You could say that Micaela Llosa is a walking billboard for her young store, Philomena.
“When I traveled to the U.S. [a few months back] I wore this,” the entrepreneur told me, pointing to Philomena’s Sophie cardigan, a lush, charcoal black alpaca jacket. “People literally stopped me in the street and asked where I got it.”
Of course, the former model, fashion blogger, and TV host also knows how to work it, as she brims with confidence not only in what she wears but what she does.
Tucked away on a side street between the dizzying movement of Ovalo Gutierrez and the deep stillness of Huaca Pucllana in Miraflores, Philomena is, as Micaela tells me, “more than a store, it’s a project.”
Canta Gallo necklaces (Photo courtesy of @philomena)
Local and national artisans have filled the store with soulful and free spirited wear and home decor, not only from the store’s namesake brand but from various other labels that share their core values: 100% Peruvian products made in sustainable work environments. Encouraging the work of artisans and the natural fibers they use (be it alpaca, cotton, leather, or suede), Philomena finds a way to connect the consumer to the producer with a small detail.
“It’s important to me that the artists we work with are recognized for their work,” says Micaela, pointing out the tag on a nearby knitted poncho, whereby a consumer can learn where it came from and who made it. “With these [tags] you can understand who made your clothes, where, what was the process, and understand a little more about what went into making the piece.”
Jimi Hendrix and Amy Winehouse honored in handcrafted alarpieces (Photo courtesy of @philomena)
Having worked 11 years and counting in the fashion business in some form or another, Micaela always knew she was interested in working with people and making a social impact. Her trips to Huaraz were especially life-altering, and would inspire her to focus less on trends and more so on sustainability – both in style and production. She continues to travel to keep in contact with her team of artisans (many of whom do not have access to phones or computers), whether it be to Ayacucho, Caral, Puno, Huancavelica, or the Shipiba communities on the outskirts of Lima.
And fashion travels as well. Currently, you can find the Philomena brand in locations as diverse as the fine Belmond hotels as well as the art store and gallery, Dedalo, in the bohemian district of Barranco – both of which see heavy foot traffic from tourists and foreigners.
“The Peruvian public is beginning to value these kind of things but the majority [of consumers] are not yet convinced…they’re not yet valuing their own heritage,” Micaela states. And when you consider the recent surge of shopping malls and invasion of foreign fast-fashion labels such as H&M and Forever 21, it’s painstakingly evident.
Rustic and vibrant sandals (Photo courtesy of @philomena)

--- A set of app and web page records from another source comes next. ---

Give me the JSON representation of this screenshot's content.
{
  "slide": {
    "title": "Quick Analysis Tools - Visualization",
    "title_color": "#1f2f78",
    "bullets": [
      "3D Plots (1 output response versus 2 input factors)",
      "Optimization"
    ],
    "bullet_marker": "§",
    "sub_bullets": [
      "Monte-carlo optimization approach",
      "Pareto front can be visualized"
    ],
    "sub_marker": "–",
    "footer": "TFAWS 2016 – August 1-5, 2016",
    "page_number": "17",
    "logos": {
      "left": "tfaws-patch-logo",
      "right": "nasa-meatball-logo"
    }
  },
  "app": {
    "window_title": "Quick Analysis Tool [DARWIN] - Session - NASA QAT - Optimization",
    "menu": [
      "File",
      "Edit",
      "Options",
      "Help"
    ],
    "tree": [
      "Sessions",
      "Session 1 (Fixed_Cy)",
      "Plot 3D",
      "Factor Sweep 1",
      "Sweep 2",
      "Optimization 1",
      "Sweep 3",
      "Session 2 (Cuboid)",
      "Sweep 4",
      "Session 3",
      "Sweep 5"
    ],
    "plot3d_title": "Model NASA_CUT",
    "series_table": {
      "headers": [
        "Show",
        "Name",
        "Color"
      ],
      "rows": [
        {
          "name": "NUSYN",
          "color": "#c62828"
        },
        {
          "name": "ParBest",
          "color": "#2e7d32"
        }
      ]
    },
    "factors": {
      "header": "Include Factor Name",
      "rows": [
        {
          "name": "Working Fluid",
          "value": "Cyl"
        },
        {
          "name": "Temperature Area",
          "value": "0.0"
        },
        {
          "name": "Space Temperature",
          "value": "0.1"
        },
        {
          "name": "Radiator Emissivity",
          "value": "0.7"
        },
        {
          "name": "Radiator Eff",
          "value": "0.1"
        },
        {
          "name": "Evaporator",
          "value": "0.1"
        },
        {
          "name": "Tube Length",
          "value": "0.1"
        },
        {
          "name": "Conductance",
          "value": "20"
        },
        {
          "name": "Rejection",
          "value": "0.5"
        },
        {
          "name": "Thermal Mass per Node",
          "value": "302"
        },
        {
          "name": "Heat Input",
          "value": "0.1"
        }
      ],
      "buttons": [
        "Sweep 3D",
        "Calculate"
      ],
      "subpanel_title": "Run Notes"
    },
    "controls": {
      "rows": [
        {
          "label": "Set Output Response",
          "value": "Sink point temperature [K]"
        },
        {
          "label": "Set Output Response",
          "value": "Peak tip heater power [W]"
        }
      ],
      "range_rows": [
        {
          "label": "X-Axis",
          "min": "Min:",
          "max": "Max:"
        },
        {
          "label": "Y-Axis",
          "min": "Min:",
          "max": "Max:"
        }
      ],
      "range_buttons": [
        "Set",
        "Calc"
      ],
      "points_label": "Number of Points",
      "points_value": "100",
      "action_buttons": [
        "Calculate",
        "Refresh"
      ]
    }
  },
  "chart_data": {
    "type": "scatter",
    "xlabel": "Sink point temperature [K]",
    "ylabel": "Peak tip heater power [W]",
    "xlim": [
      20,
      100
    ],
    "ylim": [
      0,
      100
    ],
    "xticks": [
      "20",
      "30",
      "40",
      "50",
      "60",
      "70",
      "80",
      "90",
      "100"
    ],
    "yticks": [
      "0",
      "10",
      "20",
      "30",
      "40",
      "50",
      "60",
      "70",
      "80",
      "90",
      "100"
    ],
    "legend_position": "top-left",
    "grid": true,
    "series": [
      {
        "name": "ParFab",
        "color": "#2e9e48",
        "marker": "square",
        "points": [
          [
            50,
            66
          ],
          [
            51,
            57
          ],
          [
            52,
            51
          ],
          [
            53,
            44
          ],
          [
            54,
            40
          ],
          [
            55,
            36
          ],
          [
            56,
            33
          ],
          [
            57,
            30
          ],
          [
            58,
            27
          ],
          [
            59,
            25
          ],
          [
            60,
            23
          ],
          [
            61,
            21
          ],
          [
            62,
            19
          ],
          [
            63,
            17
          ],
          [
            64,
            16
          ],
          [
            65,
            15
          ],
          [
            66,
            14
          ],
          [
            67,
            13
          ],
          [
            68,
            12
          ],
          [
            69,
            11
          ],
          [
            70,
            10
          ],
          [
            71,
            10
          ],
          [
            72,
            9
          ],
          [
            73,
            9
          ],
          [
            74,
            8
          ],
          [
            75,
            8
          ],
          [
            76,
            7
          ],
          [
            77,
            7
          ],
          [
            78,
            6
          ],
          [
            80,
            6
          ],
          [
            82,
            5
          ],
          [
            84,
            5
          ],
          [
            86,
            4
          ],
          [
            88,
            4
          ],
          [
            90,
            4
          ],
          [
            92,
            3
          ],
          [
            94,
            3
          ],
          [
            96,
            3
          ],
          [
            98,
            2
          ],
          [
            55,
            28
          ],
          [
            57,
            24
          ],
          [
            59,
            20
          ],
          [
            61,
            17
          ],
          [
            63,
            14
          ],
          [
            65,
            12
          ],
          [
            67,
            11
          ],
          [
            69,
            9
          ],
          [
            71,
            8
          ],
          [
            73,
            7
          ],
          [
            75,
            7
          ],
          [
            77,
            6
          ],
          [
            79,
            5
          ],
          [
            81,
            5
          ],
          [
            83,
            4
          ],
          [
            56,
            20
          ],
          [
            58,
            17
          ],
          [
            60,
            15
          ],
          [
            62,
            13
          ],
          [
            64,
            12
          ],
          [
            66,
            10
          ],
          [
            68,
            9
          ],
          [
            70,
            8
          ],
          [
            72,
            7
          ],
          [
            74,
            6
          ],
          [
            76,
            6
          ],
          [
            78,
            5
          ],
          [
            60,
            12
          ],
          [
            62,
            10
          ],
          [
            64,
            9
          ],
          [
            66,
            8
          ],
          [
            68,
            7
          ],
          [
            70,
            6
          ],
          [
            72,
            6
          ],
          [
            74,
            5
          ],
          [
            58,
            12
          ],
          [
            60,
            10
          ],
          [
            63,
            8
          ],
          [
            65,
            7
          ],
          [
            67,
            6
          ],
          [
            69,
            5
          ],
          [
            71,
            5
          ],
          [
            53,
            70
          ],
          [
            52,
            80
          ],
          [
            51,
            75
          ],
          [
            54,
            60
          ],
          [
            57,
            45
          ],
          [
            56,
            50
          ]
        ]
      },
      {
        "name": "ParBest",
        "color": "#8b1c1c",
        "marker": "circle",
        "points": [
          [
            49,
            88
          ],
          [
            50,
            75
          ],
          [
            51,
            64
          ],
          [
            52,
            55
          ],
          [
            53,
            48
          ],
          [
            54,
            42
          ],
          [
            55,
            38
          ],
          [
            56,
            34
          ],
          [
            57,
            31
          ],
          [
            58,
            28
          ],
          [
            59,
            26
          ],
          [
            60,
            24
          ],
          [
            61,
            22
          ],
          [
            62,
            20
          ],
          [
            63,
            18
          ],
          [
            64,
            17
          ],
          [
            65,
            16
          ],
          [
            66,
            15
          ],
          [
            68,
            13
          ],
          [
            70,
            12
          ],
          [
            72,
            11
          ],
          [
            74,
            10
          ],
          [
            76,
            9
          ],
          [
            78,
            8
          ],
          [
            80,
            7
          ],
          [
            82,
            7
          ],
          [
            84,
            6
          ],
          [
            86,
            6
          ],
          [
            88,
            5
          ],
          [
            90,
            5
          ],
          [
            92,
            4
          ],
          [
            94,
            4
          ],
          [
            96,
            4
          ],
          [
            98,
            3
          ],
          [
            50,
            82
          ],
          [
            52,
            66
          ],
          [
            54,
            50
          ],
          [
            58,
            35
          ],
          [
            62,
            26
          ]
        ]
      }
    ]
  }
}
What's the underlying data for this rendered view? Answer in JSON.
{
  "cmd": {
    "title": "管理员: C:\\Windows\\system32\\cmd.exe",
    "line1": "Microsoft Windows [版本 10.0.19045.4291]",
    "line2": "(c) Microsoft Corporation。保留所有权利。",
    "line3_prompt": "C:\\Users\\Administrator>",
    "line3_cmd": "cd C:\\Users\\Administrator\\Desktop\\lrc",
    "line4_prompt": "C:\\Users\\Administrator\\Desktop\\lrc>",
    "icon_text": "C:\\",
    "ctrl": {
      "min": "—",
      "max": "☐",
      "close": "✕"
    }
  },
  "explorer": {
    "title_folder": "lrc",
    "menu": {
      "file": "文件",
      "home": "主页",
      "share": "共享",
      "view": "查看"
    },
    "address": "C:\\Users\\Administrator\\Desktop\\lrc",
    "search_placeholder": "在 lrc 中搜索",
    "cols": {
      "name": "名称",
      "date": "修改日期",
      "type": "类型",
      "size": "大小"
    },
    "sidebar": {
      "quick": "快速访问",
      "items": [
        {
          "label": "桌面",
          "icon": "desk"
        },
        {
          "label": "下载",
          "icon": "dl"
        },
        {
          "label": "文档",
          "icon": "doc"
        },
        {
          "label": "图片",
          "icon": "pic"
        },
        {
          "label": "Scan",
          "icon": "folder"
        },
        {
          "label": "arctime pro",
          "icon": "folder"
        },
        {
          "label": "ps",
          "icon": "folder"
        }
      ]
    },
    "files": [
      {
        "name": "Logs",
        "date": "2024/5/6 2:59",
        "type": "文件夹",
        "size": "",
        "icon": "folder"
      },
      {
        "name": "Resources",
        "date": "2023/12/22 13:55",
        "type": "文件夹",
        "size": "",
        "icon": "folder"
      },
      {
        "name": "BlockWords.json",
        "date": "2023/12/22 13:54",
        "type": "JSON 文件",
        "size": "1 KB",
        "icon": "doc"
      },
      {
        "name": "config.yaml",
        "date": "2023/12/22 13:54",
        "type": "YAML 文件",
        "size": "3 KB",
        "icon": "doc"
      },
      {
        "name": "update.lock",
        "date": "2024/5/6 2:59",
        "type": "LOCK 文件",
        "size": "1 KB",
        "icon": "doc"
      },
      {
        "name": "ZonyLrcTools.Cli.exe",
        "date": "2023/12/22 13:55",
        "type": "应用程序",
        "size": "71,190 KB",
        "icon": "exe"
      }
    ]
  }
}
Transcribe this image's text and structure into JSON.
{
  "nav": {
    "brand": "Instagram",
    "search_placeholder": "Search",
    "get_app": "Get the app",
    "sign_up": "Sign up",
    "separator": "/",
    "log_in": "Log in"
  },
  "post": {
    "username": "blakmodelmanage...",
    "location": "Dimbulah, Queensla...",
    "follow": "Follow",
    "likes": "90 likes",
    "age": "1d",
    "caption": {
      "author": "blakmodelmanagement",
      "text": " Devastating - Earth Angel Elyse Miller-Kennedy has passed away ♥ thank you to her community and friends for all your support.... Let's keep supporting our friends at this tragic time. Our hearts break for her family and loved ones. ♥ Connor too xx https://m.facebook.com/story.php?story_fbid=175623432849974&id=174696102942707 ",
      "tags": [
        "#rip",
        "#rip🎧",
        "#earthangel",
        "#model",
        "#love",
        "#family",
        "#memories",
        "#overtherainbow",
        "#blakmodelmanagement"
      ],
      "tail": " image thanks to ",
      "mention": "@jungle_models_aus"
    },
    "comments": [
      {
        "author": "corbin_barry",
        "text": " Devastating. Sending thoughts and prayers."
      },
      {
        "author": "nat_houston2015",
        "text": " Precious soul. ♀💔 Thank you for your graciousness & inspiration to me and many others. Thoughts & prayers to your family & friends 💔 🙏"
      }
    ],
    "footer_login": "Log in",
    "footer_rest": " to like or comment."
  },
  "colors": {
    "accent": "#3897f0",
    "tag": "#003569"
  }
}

With just over a year since opening the Philomena store, Micaela carries nearly all the marketing workload. She notes that “little by little things are moving, but productivity is vital” in order to get the word out there. Then, taking in a long, deep breath before letting out a chuckle and brightening into a wide grin, she concludes: “Nobody said it would be easy.”
What’s in a name?
As a woman’s name, Philomena likely derives from the Greek word, philomene, meaning “loved.” A name likely befitting her service, the nana (nanny) of Micaela’s mother was named Philomena, a somewhat over-the-top yet somehow endearing name, so characteristically adorned to Andean women (see: Fortunata, Santosa). “Growing up I would always hear about nana Philomena, how she would take care of [the family], do everything with care,” and it stuck with Micaela until it came time to search for her store’s name – something that would give a nod to women of the sierra.
“It’s important for us that it goes beyond just clothes, that there’s something behind it.”
Enrique Meiggs 141 Miraflores